[The data]:
=-=-=

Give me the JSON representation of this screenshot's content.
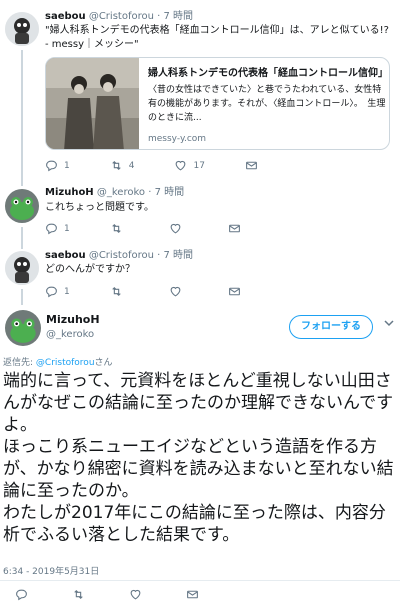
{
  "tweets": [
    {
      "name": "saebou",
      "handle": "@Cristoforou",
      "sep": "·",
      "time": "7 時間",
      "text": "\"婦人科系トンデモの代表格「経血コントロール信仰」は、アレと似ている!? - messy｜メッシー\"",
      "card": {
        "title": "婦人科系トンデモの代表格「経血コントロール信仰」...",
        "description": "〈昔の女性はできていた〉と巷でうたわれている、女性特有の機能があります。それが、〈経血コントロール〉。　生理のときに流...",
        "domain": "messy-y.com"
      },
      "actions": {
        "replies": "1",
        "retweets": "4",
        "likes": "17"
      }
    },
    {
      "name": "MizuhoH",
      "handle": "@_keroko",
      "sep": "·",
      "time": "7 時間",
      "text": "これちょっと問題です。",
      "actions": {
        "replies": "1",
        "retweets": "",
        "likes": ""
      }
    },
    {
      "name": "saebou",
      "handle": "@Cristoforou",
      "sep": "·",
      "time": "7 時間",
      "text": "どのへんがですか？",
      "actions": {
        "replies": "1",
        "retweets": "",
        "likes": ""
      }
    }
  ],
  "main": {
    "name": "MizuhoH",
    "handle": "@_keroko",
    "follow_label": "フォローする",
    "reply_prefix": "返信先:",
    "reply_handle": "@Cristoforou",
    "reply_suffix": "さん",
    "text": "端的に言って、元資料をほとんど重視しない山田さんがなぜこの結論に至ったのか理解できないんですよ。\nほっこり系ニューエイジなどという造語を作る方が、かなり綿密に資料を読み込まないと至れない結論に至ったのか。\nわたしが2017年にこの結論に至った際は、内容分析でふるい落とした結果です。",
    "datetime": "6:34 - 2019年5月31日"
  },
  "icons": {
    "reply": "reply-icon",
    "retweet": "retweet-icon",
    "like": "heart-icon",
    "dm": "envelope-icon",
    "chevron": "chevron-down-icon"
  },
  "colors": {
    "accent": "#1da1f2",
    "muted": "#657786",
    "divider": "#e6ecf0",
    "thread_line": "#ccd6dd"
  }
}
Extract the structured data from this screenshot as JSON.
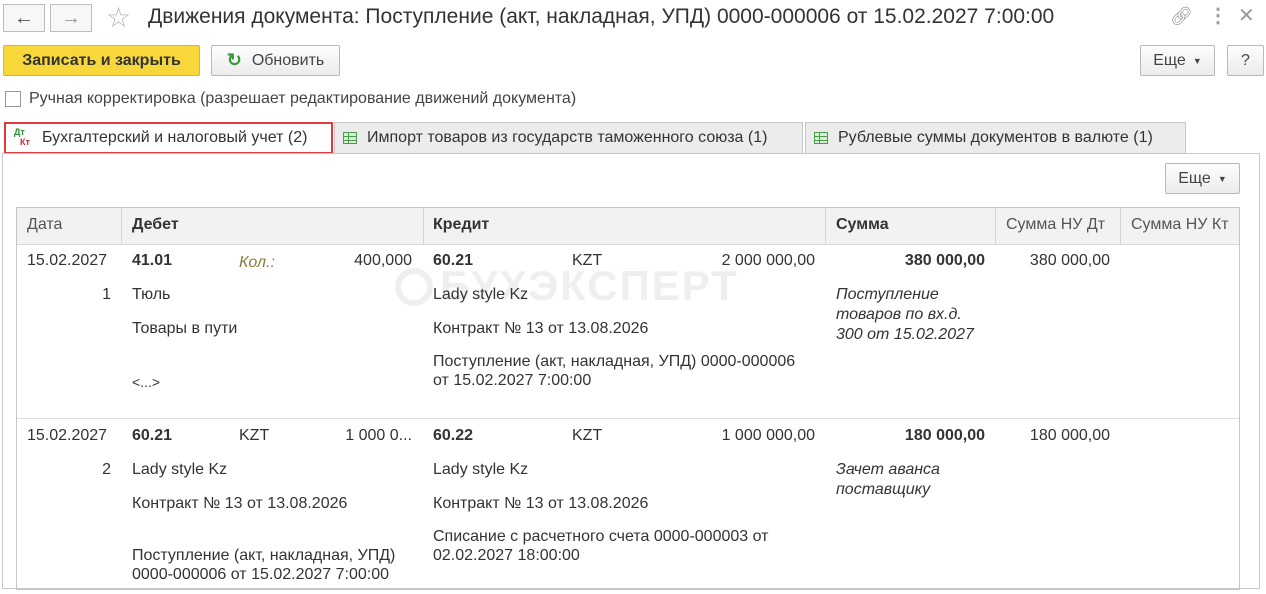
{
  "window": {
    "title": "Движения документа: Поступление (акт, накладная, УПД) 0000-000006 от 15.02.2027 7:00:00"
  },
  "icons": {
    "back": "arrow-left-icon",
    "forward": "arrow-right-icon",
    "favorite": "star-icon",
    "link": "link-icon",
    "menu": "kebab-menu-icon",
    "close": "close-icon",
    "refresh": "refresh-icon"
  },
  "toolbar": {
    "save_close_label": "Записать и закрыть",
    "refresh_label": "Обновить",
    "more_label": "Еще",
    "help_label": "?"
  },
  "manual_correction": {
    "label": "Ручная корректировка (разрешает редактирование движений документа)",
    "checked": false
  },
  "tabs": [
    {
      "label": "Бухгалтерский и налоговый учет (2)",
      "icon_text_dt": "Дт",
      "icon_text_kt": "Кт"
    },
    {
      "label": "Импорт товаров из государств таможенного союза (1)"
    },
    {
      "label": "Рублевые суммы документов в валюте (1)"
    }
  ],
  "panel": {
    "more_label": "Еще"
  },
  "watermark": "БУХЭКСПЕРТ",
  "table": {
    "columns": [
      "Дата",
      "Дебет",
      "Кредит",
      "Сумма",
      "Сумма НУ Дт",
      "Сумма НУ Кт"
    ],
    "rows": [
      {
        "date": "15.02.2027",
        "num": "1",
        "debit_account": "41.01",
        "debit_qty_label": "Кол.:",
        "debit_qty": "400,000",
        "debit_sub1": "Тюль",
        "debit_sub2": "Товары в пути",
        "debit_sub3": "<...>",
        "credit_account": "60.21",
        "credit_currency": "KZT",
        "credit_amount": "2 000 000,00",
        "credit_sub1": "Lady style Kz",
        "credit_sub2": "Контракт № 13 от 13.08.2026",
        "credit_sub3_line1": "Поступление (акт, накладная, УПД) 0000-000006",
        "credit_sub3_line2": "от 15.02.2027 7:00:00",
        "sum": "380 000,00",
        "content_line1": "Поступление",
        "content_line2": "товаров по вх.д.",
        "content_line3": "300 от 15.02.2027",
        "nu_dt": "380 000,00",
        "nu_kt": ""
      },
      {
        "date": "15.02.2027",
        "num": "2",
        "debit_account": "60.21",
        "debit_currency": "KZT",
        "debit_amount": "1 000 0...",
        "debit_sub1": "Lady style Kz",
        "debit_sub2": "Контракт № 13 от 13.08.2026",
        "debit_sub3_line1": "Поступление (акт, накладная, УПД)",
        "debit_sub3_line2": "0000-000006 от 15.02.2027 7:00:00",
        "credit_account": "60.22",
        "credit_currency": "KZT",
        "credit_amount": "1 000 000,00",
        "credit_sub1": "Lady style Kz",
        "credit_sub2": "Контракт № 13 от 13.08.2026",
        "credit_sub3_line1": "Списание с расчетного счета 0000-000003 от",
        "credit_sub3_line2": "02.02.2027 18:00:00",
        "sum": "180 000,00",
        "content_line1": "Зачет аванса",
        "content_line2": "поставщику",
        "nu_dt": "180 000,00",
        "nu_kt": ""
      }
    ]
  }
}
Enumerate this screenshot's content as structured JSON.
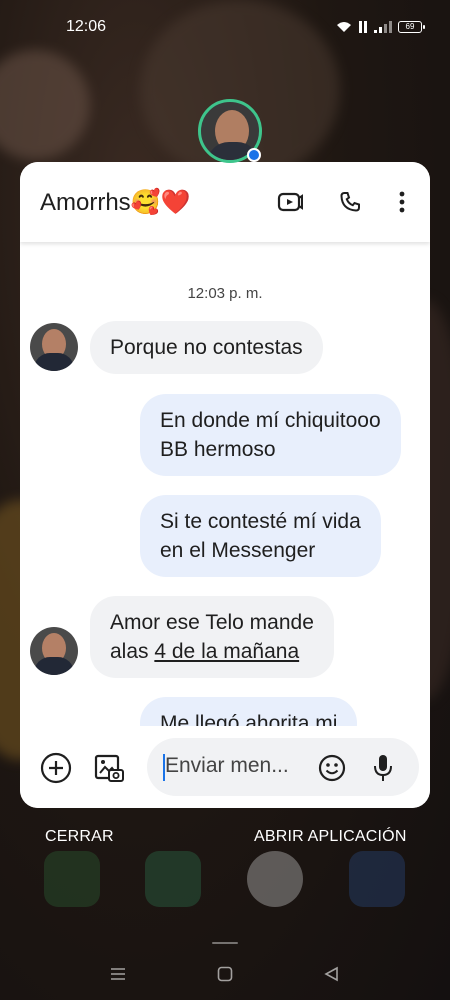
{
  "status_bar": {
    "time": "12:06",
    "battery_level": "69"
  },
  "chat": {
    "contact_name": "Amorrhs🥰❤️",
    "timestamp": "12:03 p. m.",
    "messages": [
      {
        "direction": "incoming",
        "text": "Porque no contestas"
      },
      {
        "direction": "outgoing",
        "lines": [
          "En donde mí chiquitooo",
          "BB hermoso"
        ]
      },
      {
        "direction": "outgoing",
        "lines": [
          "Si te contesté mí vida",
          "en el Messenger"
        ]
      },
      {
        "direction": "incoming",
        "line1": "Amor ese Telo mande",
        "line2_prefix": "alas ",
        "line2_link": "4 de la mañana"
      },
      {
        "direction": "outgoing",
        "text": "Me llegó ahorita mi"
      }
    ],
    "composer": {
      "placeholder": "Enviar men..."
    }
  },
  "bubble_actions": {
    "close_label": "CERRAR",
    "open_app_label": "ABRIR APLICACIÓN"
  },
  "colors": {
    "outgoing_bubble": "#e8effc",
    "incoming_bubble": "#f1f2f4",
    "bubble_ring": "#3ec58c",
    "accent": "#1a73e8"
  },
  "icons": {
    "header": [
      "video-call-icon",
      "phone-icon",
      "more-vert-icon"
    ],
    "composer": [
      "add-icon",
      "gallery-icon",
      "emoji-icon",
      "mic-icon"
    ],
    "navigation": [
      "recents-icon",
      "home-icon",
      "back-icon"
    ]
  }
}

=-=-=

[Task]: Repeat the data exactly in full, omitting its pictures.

[Solved exercise]:
Give me the JSON representation of this screenshot's content.
{
  "tweets": [
    {
      "name": "saebou",
      "handle": "@Cristoforou",
      "sep": "·",
      "time": "7 時間",
      "text": "\"婦人科系トンデモの代表格「経血コントロール信仰」は、アレと似ている!? - messy｜メッシー\"",
      "card": {
        "title": "婦人科系トンデモの代表格「経血コントロール信仰」...",
        "description": "〈昔の女性はできていた〉と巷でうたわれている、女性特有の機能があります。それが、〈経血コントロール〉。　生理のときに流...",
        "domain": "messy-y.com"
      },
      "actions": {
        "replies": "1",
        "retweets": "4",
        "likes": "17"
      }
    },
    {
      "name": "MizuhoH",
      "handle": "@_keroko",
      "sep": "·",
      "time": "7 時間",
      "text": "これちょっと問題です。",
      "actions": {
        "replies": "1",
        "retweets": "",
        "likes": ""
      }
    },
    {
      "name": "saebou",
      "handle": "@Cristoforou",
      "sep": "·",
      "time": "7 時間",
      "text": "どのへんがですか？",
      "actions": {
        "replies": "1",
        "retweets": "",
        "likes": ""
      }
    }
  ],
  "main": {
    "name": "MizuhoH",
    "handle": "@_keroko",
    "follow_label": "フォローする",
    "reply_prefix": "返信先:",
    "reply_handle": "@Cristoforou",
    "reply_suffix": "さん",
    "text": "端的に言って、元資料をほとんど重視しない山田さんがなぜこの結論に至ったのか理解できないんですよ。\nほっこり系ニューエイジなどという造語を作る方が、かなり綿密に資料を読み込まないと至れない結論に至ったのか。\nわたしが2017年にこの結論に至った際は、内容分析でふるい落とした結果です。",
    "datetime": "6:34 - 2019年5月31日"
  },
  "icons": {
    "reply": "reply-icon",
    "retweet": "retweet-icon",
    "like": "heart-icon",
    "dm": "envelope-icon",
    "chevron": "chevron-down-icon"
  },
  "colors": {
    "accent": "#1da1f2",
    "muted": "#657786",
    "divider": "#e6ecf0",
    "thread_line": "#ccd6dd"
  }
}
Extract the structured data from this screenshot as JSON.
{
  "window": {
    "title": "Движения документа: Поступление (акт, накладная, УПД) 0000-000006 от 15.02.2027 7:00:00"
  },
  "icons": {
    "back": "arrow-left-icon",
    "forward": "arrow-right-icon",
    "favorite": "star-icon",
    "link": "link-icon",
    "menu": "kebab-menu-icon",
    "close": "close-icon",
    "refresh": "refresh-icon"
  },
  "toolbar": {
    "save_close_label": "Записать и закрыть",
    "refresh_label": "Обновить",
    "more_label": "Еще",
    "help_label": "?"
  },
  "manual_correction": {
    "label": "Ручная корректировка (разрешает редактирование движений документа)",
    "checked": false
  },
  "tabs": [
    {
      "label": "Бухгалтерский и налоговый учет (2)",
      "icon_text_dt": "Дт",
      "icon_text_kt": "Кт"
    },
    {
      "label": "Импорт товаров из государств таможенного союза (1)"
    },
    {
      "label": "Рублевые суммы документов в валюте (1)"
    }
  ],
  "panel": {
    "more_label": "Еще"
  },
  "watermark": "БУХЭКСПЕРТ",
  "table": {
    "columns": [
      "Дата",
      "Дебет",
      "Кредит",
      "Сумма",
      "Сумма НУ Дт",
      "Сумма НУ Кт"
    ],
    "rows": [
      {
        "date": "15.02.2027",
        "num": "1",
        "debit_account": "41.01",
        "debit_qty_label": "Кол.:",
        "debit_qty": "400,000",
        "debit_sub1": "Тюль",
        "debit_sub2": "Товары в пути",
        "debit_sub3": "<...>",
        "credit_account": "60.21",
        "credit_currency": "KZT",
        "credit_amount": "2 000 000,00",
        "credit_sub1": "Lady style Kz",
        "credit_sub2": "Контракт № 13 от 13.08.2026",
        "credit_sub3_line1": "Поступление (акт, накладная, УПД) 0000-000006",
        "credit_sub3_line2": "от 15.02.2027 7:00:00",
        "sum": "380 000,00",
        "content_line1": "Поступление",
        "content_line2": "товаров по вх.д.",
        "content_line3": "300 от 15.02.2027",
        "nu_dt": "380 000,00",
        "nu_kt": ""
      },
      {
        "date": "15.02.2027",
        "num": "2",
        "debit_account": "60.21",
        "debit_currency": "KZT",
        "debit_amount": "1 000 0...",
        "debit_sub1": "Lady style Kz",
        "debit_sub2": "Контракт № 13 от 13.08.2026",
        "debit_sub3_line1": "Поступление (акт, накладная, УПД)",
        "debit_sub3_line2": "0000-000006 от 15.02.2027 7:00:00",
        "credit_account": "60.22",
        "credit_currency": "KZT",
        "credit_amount": "1 000 000,00",
        "credit_sub1": "Lady style Kz",
        "credit_sub2": "Контракт № 13 от 13.08.2026",
        "credit_sub3_line1": "Списание с расчетного счета 0000-000003 от",
        "credit_sub3_line2": "02.02.2027 18:00:00",
        "sum": "180 000,00",
        "content_line1": "Зачет аванса",
        "content_line2": "поставщику",
        "nu_dt": "180 000,00",
        "nu_kt": ""
      }
    ]
  }
}
Enumerate this screenshot's content as structured JSON.
{
  "status_bar": {
    "time": "12:06",
    "battery_level": "69"
  },
  "chat": {
    "contact_name": "Amorrhs🥰❤️",
    "timestamp": "12:03 p. m.",
    "messages": [
      {
        "direction": "incoming",
        "text": "Porque no contestas"
      },
      {
        "direction": "outgoing",
        "lines": [
          "En donde mí chiquitooo",
          "BB hermoso"
        ]
      },
      {
        "direction": "outgoing",
        "lines": [
          "Si te contesté mí vida",
          "en el Messenger"
        ]
      },
      {
        "direction": "incoming",
        "line1": "Amor ese Telo mande",
        "line2_prefix": "alas ",
        "line2_link": "4 de la mañana"
      },
      {
        "direction": "outgoing",
        "text": "Me llegó ahorita mi"
      }
    ],
    "composer": {
      "placeholder": "Enviar men..."
    }
  },
  "bubble_actions": {
    "close_label": "CERRAR",
    "open_app_label": "ABRIR APLICACIÓN"
  },
  "colors": {
    "outgoing_bubble": "#e8effc",
    "incoming_bubble": "#f1f2f4",
    "bubble_ring": "#3ec58c",
    "accent": "#1a73e8"
  },
  "icons": {
    "header": [
      "video-call-icon",
      "phone-icon",
      "more-vert-icon"
    ],
    "composer": [
      "add-icon",
      "gallery-icon",
      "emoji-icon",
      "mic-icon"
    ],
    "navigation": [
      "recents-icon",
      "home-icon",
      "back-icon"
    ]
  }
}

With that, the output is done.